EXTRACTED INFORMATION ::
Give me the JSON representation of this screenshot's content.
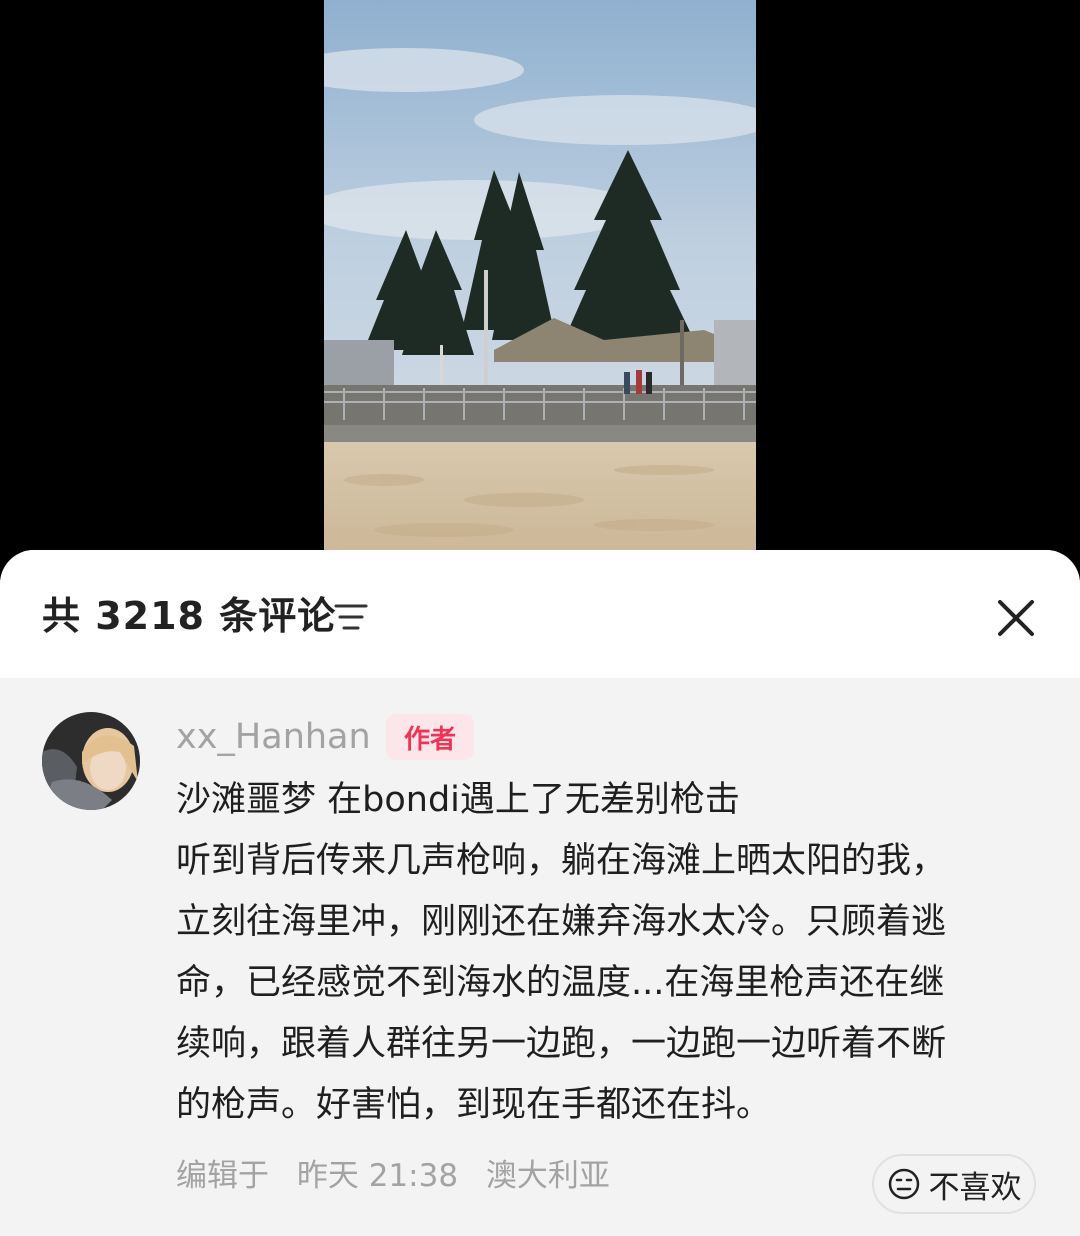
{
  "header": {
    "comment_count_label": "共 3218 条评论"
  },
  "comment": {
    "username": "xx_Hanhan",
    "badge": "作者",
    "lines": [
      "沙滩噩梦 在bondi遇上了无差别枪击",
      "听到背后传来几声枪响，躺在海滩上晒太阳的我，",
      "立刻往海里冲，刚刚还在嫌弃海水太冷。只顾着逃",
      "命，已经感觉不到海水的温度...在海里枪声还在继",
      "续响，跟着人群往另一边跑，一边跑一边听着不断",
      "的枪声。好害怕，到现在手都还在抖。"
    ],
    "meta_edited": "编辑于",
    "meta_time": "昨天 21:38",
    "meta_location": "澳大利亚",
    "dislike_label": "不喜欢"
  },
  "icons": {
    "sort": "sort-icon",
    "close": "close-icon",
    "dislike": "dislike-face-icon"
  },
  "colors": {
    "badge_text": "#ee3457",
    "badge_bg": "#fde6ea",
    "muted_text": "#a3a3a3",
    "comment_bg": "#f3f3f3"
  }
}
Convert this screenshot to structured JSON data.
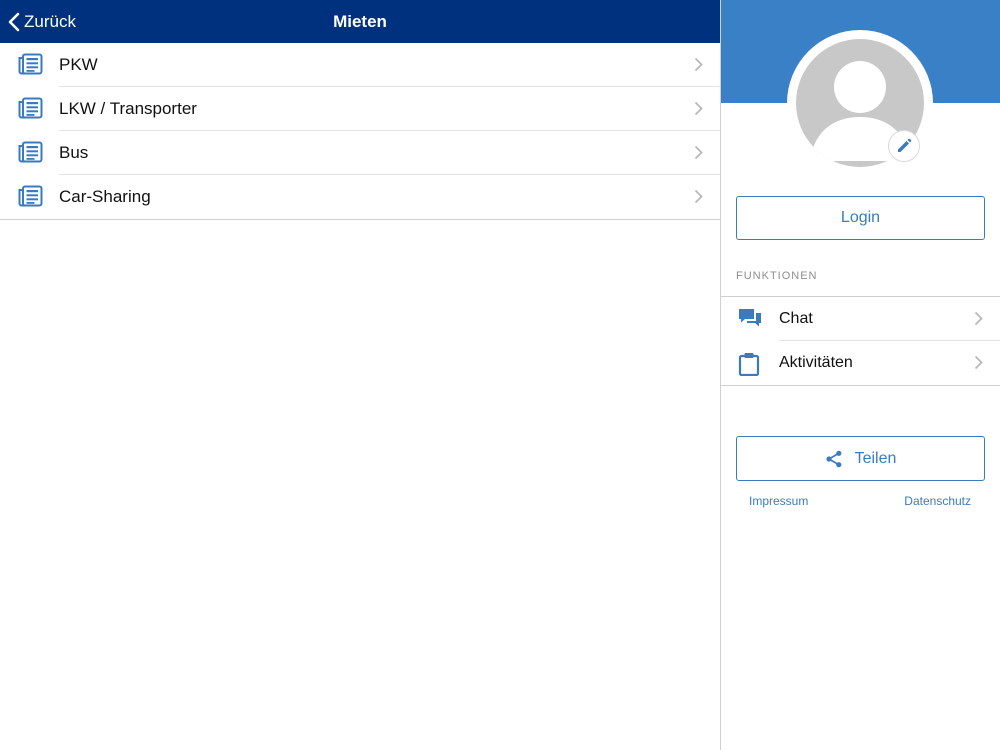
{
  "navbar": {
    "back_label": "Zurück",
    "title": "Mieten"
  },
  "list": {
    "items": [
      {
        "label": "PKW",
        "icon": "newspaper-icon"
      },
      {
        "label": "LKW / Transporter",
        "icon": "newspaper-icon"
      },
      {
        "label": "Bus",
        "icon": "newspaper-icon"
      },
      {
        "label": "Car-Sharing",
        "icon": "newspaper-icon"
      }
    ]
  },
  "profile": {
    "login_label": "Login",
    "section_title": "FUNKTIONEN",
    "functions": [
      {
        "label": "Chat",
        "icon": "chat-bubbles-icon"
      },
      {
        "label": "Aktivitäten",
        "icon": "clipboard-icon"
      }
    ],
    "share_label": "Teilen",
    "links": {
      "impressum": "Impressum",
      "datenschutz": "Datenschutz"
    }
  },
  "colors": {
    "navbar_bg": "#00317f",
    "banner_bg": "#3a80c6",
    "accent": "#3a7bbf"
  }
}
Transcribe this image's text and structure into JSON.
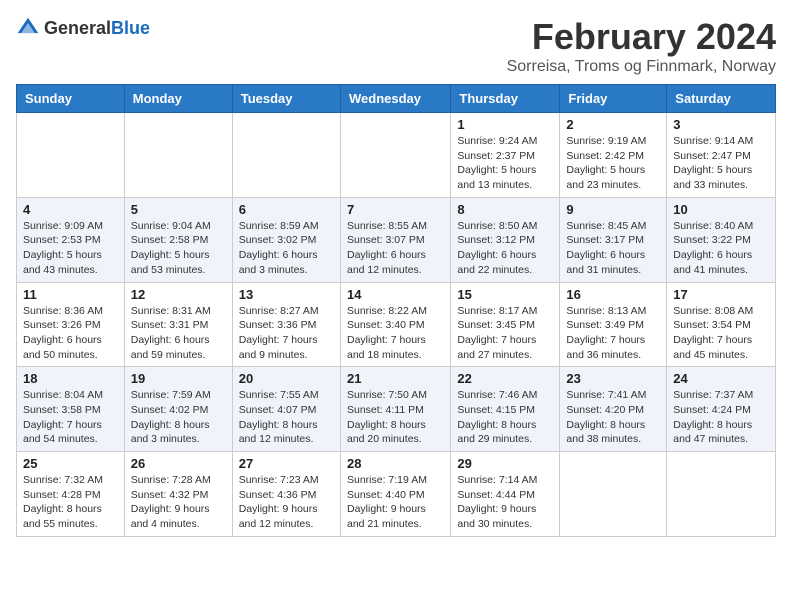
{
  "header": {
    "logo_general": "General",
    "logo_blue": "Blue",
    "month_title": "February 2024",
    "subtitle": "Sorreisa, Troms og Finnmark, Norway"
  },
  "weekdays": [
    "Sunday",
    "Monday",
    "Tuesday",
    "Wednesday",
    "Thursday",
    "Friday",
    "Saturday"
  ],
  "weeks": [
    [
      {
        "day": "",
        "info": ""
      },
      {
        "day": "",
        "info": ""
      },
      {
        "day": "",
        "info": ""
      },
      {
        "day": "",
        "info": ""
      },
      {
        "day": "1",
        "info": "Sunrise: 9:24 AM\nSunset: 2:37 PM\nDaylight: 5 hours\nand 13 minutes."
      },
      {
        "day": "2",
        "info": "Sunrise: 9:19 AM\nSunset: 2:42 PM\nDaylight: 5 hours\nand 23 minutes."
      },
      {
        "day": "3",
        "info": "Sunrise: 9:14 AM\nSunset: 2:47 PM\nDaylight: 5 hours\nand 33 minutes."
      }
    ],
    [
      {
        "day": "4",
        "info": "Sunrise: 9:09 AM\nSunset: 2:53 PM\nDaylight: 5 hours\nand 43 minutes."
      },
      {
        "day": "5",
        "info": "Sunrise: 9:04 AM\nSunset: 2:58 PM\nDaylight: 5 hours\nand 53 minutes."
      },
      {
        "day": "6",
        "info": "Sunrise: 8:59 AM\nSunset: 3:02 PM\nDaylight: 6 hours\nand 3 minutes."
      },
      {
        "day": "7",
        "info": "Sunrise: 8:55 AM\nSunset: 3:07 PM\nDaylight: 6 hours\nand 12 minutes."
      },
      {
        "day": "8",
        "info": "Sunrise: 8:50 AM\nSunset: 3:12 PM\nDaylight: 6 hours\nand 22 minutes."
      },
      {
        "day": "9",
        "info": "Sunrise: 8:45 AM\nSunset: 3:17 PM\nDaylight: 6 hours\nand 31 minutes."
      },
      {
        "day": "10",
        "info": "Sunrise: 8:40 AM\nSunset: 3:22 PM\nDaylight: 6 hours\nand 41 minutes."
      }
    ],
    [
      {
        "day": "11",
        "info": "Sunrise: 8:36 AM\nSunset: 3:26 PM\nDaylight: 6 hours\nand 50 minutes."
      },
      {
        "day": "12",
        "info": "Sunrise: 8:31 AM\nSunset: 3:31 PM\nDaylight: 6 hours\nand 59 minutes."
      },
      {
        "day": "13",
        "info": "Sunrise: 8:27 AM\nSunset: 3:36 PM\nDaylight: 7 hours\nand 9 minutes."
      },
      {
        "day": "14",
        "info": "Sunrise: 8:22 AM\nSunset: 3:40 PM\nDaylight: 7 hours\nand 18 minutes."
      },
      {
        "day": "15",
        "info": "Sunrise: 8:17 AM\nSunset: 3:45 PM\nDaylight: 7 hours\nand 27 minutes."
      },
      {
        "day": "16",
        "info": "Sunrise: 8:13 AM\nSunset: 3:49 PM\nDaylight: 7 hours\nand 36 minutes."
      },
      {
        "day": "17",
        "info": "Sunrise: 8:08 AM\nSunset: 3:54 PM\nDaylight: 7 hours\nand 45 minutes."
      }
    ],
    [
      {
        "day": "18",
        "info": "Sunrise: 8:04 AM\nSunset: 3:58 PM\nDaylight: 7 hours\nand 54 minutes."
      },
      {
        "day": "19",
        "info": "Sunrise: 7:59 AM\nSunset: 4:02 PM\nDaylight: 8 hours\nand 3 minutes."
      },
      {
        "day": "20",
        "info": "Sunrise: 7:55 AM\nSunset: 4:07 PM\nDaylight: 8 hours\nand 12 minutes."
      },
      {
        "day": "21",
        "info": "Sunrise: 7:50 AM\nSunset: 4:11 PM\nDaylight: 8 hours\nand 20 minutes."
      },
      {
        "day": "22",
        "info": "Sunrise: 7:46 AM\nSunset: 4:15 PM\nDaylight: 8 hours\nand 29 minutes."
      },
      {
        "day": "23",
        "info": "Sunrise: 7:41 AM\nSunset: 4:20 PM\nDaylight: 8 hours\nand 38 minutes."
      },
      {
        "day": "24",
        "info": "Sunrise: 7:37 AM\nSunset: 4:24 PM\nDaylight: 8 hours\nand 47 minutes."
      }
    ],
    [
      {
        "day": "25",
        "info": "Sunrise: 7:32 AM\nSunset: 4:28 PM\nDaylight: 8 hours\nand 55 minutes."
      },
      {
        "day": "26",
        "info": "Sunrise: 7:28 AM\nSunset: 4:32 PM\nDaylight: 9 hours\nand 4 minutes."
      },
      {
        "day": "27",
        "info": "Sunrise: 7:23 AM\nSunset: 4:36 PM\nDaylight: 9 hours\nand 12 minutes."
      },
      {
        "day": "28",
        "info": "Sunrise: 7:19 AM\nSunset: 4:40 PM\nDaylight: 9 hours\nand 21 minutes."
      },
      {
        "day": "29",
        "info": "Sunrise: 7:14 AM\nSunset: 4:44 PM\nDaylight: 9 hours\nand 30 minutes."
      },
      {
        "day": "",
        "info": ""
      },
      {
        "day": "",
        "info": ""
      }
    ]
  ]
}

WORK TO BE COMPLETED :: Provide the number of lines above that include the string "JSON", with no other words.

PROBLEM SOLUTION :: 3